[Collected data]
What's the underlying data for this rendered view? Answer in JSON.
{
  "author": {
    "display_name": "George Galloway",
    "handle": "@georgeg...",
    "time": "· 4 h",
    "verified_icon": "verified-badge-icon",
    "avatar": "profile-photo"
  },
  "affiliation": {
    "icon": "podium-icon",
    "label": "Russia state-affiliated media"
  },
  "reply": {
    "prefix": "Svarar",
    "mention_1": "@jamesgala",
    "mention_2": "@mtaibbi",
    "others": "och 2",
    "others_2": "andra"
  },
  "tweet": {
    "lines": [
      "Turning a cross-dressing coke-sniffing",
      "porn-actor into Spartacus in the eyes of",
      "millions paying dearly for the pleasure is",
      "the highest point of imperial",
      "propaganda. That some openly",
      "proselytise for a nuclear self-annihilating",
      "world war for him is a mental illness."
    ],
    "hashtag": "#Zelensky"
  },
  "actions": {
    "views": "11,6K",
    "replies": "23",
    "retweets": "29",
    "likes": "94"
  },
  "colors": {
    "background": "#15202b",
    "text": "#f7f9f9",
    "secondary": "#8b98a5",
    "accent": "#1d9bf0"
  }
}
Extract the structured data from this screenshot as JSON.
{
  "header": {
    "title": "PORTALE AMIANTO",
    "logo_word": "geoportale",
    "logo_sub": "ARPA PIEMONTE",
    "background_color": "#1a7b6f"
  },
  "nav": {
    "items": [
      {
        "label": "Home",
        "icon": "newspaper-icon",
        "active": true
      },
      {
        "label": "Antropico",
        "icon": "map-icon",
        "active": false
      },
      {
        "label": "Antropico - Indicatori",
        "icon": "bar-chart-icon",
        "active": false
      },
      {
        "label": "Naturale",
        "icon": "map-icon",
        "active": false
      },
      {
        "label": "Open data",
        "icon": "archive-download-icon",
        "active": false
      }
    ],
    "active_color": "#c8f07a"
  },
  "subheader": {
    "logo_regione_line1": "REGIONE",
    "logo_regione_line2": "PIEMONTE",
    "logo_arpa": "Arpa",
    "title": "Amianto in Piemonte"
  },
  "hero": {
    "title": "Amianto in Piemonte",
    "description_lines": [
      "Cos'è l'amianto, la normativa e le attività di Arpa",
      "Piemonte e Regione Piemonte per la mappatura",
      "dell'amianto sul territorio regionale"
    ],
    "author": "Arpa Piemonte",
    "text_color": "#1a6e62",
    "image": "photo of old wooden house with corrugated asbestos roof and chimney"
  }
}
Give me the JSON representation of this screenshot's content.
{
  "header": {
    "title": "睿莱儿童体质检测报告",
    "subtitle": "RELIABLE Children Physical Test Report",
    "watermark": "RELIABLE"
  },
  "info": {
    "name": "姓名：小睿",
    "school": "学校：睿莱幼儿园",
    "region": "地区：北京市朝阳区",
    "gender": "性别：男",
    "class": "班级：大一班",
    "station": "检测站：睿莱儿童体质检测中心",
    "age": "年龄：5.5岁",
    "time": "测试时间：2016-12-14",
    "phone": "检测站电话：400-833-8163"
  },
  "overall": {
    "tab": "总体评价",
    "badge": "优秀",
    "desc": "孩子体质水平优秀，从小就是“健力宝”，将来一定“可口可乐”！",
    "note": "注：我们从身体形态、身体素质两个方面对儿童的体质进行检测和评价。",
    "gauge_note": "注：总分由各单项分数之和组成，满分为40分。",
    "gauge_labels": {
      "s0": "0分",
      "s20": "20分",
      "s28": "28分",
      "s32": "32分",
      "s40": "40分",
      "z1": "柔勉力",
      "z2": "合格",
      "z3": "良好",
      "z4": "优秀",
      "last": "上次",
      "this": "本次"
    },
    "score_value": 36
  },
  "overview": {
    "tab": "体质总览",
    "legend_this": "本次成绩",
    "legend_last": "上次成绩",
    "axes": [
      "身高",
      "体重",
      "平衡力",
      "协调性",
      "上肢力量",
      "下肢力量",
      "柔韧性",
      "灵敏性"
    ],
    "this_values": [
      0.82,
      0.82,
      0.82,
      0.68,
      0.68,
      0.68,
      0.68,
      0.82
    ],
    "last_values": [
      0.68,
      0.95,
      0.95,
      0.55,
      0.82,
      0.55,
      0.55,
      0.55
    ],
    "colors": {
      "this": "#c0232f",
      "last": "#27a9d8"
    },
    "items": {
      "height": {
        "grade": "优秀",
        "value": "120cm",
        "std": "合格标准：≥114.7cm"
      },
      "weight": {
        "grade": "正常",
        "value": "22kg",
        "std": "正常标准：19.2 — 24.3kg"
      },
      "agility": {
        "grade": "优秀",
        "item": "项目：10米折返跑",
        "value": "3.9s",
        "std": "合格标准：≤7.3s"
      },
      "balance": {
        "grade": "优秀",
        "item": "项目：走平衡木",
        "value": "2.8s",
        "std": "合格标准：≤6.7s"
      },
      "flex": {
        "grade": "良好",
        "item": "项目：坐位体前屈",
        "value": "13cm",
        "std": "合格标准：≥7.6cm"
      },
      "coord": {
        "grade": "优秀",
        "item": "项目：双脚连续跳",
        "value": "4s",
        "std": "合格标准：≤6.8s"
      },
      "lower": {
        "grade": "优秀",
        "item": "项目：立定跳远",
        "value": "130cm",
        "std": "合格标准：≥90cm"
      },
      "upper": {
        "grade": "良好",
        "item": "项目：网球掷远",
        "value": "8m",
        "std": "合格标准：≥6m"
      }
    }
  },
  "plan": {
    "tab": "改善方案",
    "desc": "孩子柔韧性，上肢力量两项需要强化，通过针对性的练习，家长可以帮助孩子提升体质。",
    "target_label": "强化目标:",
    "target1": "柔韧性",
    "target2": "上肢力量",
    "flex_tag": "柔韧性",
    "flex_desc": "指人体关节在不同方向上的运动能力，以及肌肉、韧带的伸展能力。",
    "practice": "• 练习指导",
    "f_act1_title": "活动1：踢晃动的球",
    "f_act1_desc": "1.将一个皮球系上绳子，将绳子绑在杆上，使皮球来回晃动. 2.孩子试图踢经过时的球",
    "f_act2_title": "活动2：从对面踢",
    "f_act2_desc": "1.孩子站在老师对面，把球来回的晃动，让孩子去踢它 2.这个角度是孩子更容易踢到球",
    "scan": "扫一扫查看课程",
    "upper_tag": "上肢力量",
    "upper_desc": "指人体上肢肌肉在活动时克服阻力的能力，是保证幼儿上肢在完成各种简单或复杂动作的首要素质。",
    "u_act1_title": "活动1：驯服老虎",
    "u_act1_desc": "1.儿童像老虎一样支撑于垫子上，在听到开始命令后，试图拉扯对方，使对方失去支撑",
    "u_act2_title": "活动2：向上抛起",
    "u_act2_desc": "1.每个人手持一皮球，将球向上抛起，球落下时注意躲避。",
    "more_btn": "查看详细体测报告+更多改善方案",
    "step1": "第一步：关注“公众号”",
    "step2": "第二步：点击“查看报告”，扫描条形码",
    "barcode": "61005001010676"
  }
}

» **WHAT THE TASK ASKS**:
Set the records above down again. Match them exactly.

» **YOUR SOLUTION**:
What's the underlying data for this rendered view? Answer in JSON.
{
  "author": {
    "display_name": "George Galloway",
    "handle": "@georgeg...",
    "time": "· 4 h",
    "verified_icon": "verified-badge-icon",
    "avatar": "profile-photo"
  },
  "affiliation": {
    "icon": "podium-icon",
    "label": "Russia state-affiliated media"
  },
  "reply": {
    "prefix": "Svarar",
    "mention_1": "@jamesgala",
    "mention_2": "@mtaibbi",
    "others": "och 2",
    "others_2": "andra"
  },
  "tweet": {
    "lines": [
      "Turning a cross-dressing coke-sniffing",
      "porn-actor into Spartacus in the eyes of",
      "millions paying dearly for the pleasure is",
      "the highest point of imperial",
      "propaganda. That some openly",
      "proselytise for a nuclear self-annihilating",
      "world war for him is a mental illness."
    ],
    "hashtag": "#Zelensky"
  },
  "actions": {
    "views": "11,6K",
    "replies": "23",
    "retweets": "29",
    "likes": "94"
  },
  "colors": {
    "background": "#15202b",
    "text": "#f7f9f9",
    "secondary": "#8b98a5",
    "accent": "#1d9bf0"
  }
}
Extract the structured data from this screenshot as JSON.
{
  "header": {
    "title": "PORTALE AMIANTO",
    "logo_word": "geoportale",
    "logo_sub": "ARPA PIEMONTE",
    "background_color": "#1a7b6f"
  },
  "nav": {
    "items": [
      {
        "label": "Home",
        "icon": "newspaper-icon",
        "active": true
      },
      {
        "label": "Antropico",
        "icon": "map-icon",
        "active": false
      },
      {
        "label": "Antropico - Indicatori",
        "icon": "bar-chart-icon",
        "active": false
      },
      {
        "label": "Naturale",
        "icon": "map-icon",
        "active": false
      },
      {
        "label": "Open data",
        "icon": "archive-download-icon",
        "active": false
      }
    ],
    "active_color": "#c8f07a"
  },
  "subheader": {
    "logo_regione_line1": "REGIONE",
    "logo_regione_line2": "PIEMONTE",
    "logo_arpa": "Arpa",
    "title": "Amianto in Piemonte"
  },
  "hero": {
    "title": "Amianto in Piemonte",
    "description_lines": [
      "Cos'è l'amianto, la normativa e le attività di Arpa",
      "Piemonte e Regione Piemonte per la mappatura",
      "dell'amianto sul territorio regionale"
    ],
    "author": "Arpa Piemonte",
    "text_color": "#1a6e62",
    "image": "photo of old wooden house with corrugated asbestos roof and chimney"
  }
}
Give me the JSON representation of this screenshot's content.
{
  "header": {
    "title": "睿莱儿童体质检测报告",
    "subtitle": "RELIABLE Children Physical Test Report",
    "watermark": "RELIABLE"
  },
  "info": {
    "name": "姓名：小睿",
    "school": "学校：睿莱幼儿园",
    "region": "地区：北京市朝阳区",
    "gender": "性别：男",
    "class": "班级：大一班",
    "station": "检测站：睿莱儿童体质检测中心",
    "age": "年龄：5.5岁",
    "time": "测试时间：2016-12-14",
    "phone": "检测站电话：400-833-8163"
  },
  "overall": {
    "tab": "总体评价",
    "badge": "优秀",
    "desc": "孩子体质水平优秀，从小就是“健力宝”，将来一定“可口可乐”！",
    "note": "注：我们从身体形态、身体素质两个方面对儿童的体质进行检测和评价。",
    "gauge_note": "注：总分由各单项分数之和组成，满分为40分。",
    "gauge_labels": {
      "s0": "0分",
      "s20": "20分",
      "s28": "28分",
      "s32": "32分",
      "s40": "40分",
      "z1": "柔勉力",
      "z2": "合格",
      "z3": "良好",
      "z4": "优秀",
      "last": "上次",
      "this": "本次"
    },
    "score_value": 36
  },
  "overview": {
    "tab": "体质总览",
    "legend_this": "本次成绩",
    "legend_last": "上次成绩",
    "axes": [
      "身高",
      "体重",
      "平衡力",
      "协调性",
      "上肢力量",
      "下肢力量",
      "柔韧性",
      "灵敏性"
    ],
    "this_values": [
      0.82,
      0.82,
      0.82,
      0.68,
      0.68,
      0.68,
      0.68,
      0.82
    ],
    "last_values": [
      0.68,
      0.95,
      0.95,
      0.55,
      0.82,
      0.55,
      0.55,
      0.55
    ],
    "colors": {
      "this": "#c0232f",
      "last": "#27a9d8"
    },
    "items": {
      "height": {
        "grade": "优秀",
        "value": "120cm",
        "std": "合格标准：≥114.7cm"
      },
      "weight": {
        "grade": "正常",
        "value": "22kg",
        "std": "正常标准：19.2 — 24.3kg"
      },
      "agility": {
        "grade": "优秀",
        "item": "项目：10米折返跑",
        "value": "3.9s",
        "std": "合格标准：≤7.3s"
      },
      "balance": {
        "grade": "优秀",
        "item": "项目：走平衡木",
        "value": "2.8s",
        "std": "合格标准：≤6.7s"
      },
      "flex": {
        "grade": "良好",
        "item": "项目：坐位体前屈",
        "value": "13cm",
        "std": "合格标准：≥7.6cm"
      },
      "coord": {
        "grade": "优秀",
        "item": "项目：双脚连续跳",
        "value": "4s",
        "std": "合格标准：≤6.8s"
      },
      "lower": {
        "grade": "优秀",
        "item": "项目：立定跳远",
        "value": "130cm",
        "std": "合格标准：≥90cm"
      },
      "upper": {
        "grade": "良好",
        "item": "项目：网球掷远",
        "value": "8m",
        "std": "合格标准：≥6m"
      }
    }
  },
  "plan": {
    "tab": "改善方案",
    "desc": "孩子柔韧性，上肢力量两项需要强化，通过针对性的练习，家长可以帮助孩子提升体质。",
    "target_label": "强化目标:",
    "target1": "柔韧性",
    "target2": "上肢力量",
    "flex_tag": "柔韧性",
    "flex_desc": "指人体关节在不同方向上的运动能力，以及肌肉、韧带的伸展能力。",
    "practice": "• 练习指导",
    "f_act1_title": "活动1：踢晃动的球",
    "f_act1_desc": "1.将一个皮球系上绳子，将绳子绑在杆上，使皮球来回晃动. 2.孩子试图踢经过时的球",
    "f_act2_title": "活动2：从对面踢",
    "f_act2_desc": "1.孩子站在老师对面，把球来回的晃动，让孩子去踢它 2.这个角度是孩子更容易踢到球",
    "scan": "扫一扫查看课程",
    "upper_tag": "上肢力量",
    "upper_desc": "指人体上肢肌肉在活动时克服阻力的能力，是保证幼儿上肢在完成各种简单或复杂动作的首要素质。",
    "u_act1_title": "活动1：驯服老虎",
    "u_act1_desc": "1.儿童像老虎一样支撑于垫子上，在听到开始命令后，试图拉扯对方，使对方失去支撑",
    "u_act2_title": "活动2：向上抛起",
    "u_act2_desc": "1.每个人手持一皮球，将球向上抛起，球落下时注意躲避。",
    "more_btn": "查看详细体测报告+更多改善方案",
    "step1": "第一步：关注“公众号”",
    "step2": "第二步：点击“查看报告”，扫描条形码",
    "barcode": "61005001010676"
  }
}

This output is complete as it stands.